All of these treatments provide nicotine to the body without the harmful substances found in tobacco smoke. They reduce withdrawal symptoms, making it easier for a quitter to learn to fight the physical habit and mental addiction of smoking. Also, this dose of nicotine is less than that from a cigarette and is tapered off during the treatment period. Quitters who use a replacement medication need to know that is dangerous to smoke while on nicotine replacement therapy.

There is another drug to help handle nicotine cravings. Known as bupropion hydrochloride, it does not contain nicotine and must be prescribed by a doctor. The most common side effects are dry mouth and problems getting to sleep.

Cigars, Chewing Tobacco, And Snuff Are Not Safer

Some people think smokeless tobacco (chewing tobacco and snuff), pipes, and cigars are safer than cigarettes. They are not. Using smokeless tobacco can cause cancer of the mouth, a precancerous lesion known as oral leukoplakia, nicotine addiction, and possibly cancer of the larynx and esophagus, as well as tooth and heart problems. Pipe and cigar smokers may develop cancer of the mouth, lip, larynx, pharynx, and esophagus. Those who inhale have the same chance of lung cancer as cigarette smokers have.

Being Around Someone Who Smokes

Passive smoking happens when a nonsmoker breathes smoke from someone else’s cigarette, pipe, or cigar. It is also called secondhand smoke. We now know that such secondhand smoke is unsafe. People who don’t smoke but live or work with smokers are more likely to develop lung cancer than other non-smokers. In fact, each year an estimated 3,000 people who don’t smoke die of lung cancer because of secondhand smoke. It has also been linked to heart disease in nonsmokers.

Passive smoking is very dangerous for someone with asthma, other lung conditions, or heart disease. It may cause bronchitis, pneumonia, an asthma attack, or inner ear infections in babies and young children. It may be associated with SIDS (sudden infant death syndrome). These problems are just some good reasons for a parent or grandparent to think about quitting smoking. Everyone should try not to smoke around young children or infants.
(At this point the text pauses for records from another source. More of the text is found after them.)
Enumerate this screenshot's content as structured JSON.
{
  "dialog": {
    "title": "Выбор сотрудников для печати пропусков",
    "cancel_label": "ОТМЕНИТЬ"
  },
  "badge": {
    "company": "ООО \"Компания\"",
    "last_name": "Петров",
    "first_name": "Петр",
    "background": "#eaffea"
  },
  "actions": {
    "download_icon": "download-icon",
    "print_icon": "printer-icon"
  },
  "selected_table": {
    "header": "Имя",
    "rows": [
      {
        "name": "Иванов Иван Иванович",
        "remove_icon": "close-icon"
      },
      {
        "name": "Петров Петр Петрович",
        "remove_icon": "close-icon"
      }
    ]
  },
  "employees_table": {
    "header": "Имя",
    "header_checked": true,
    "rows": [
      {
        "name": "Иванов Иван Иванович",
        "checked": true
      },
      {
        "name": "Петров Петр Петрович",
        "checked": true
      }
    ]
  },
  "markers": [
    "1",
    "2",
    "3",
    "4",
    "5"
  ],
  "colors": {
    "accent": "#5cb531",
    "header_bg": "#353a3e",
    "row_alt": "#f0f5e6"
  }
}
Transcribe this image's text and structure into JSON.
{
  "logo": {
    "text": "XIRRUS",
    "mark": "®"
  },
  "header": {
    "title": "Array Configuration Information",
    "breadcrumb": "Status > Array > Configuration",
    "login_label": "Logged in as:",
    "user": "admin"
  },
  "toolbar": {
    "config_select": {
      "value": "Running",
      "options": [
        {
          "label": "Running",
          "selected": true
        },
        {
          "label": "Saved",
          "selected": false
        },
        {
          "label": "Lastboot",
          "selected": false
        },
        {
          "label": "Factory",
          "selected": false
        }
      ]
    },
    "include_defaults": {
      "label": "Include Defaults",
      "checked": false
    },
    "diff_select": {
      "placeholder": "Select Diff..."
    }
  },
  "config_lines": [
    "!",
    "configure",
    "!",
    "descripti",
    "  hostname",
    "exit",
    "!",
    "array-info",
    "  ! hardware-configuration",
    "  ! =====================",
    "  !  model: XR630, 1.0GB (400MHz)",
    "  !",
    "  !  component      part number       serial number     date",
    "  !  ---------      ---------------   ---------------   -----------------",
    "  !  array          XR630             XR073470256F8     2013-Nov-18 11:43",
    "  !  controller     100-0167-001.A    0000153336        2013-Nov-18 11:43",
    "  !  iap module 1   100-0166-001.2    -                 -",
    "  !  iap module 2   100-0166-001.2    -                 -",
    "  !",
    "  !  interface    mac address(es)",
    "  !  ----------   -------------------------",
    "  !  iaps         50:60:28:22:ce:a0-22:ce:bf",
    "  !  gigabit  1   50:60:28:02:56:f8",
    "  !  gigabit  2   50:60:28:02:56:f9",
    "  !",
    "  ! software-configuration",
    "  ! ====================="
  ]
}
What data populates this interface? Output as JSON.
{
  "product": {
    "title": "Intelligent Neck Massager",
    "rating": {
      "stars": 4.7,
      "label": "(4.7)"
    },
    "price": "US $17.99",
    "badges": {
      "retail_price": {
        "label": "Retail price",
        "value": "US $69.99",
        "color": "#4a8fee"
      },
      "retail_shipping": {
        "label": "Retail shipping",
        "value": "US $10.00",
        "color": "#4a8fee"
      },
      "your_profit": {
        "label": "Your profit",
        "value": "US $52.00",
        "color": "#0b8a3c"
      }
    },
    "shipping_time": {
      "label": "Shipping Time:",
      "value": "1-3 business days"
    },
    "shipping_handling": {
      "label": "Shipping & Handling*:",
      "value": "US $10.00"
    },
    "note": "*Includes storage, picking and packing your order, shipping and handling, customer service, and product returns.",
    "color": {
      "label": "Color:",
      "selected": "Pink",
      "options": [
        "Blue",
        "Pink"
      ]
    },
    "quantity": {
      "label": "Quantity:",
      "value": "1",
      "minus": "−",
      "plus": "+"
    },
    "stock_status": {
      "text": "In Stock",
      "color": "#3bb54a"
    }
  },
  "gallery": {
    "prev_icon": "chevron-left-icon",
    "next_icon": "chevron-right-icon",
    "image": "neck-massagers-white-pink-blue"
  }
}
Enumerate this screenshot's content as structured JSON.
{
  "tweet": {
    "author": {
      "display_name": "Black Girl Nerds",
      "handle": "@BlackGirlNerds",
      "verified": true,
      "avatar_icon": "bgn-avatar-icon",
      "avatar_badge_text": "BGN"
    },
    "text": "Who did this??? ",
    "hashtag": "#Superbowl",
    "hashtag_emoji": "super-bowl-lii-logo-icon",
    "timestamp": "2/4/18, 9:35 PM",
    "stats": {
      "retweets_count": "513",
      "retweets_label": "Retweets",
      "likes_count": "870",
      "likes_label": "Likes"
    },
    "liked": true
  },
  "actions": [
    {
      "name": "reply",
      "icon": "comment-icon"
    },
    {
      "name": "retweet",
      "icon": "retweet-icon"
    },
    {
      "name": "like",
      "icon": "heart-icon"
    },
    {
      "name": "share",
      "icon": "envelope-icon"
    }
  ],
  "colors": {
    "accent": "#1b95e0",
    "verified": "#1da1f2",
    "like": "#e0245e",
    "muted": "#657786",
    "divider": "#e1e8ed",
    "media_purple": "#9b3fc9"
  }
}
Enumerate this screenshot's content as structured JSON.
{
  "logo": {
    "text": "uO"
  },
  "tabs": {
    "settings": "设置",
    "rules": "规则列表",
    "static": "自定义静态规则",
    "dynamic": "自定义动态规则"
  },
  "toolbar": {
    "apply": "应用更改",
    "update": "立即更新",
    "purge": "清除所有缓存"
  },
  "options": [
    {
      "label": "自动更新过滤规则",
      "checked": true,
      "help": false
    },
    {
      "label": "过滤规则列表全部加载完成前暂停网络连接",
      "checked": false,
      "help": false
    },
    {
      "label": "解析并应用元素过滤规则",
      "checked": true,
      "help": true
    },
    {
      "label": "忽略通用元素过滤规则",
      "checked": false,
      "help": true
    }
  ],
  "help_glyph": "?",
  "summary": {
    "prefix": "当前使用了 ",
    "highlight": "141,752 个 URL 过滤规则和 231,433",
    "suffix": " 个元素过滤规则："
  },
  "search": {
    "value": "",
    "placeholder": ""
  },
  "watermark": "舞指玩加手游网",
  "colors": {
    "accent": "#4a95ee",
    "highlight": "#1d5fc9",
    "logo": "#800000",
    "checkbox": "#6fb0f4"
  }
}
The information above is reprinted from Working with Seniors: Health, Financial and Social Issues with permission from Society of Certified Senior Advisors® . Copyright © 2009. All rights reserved.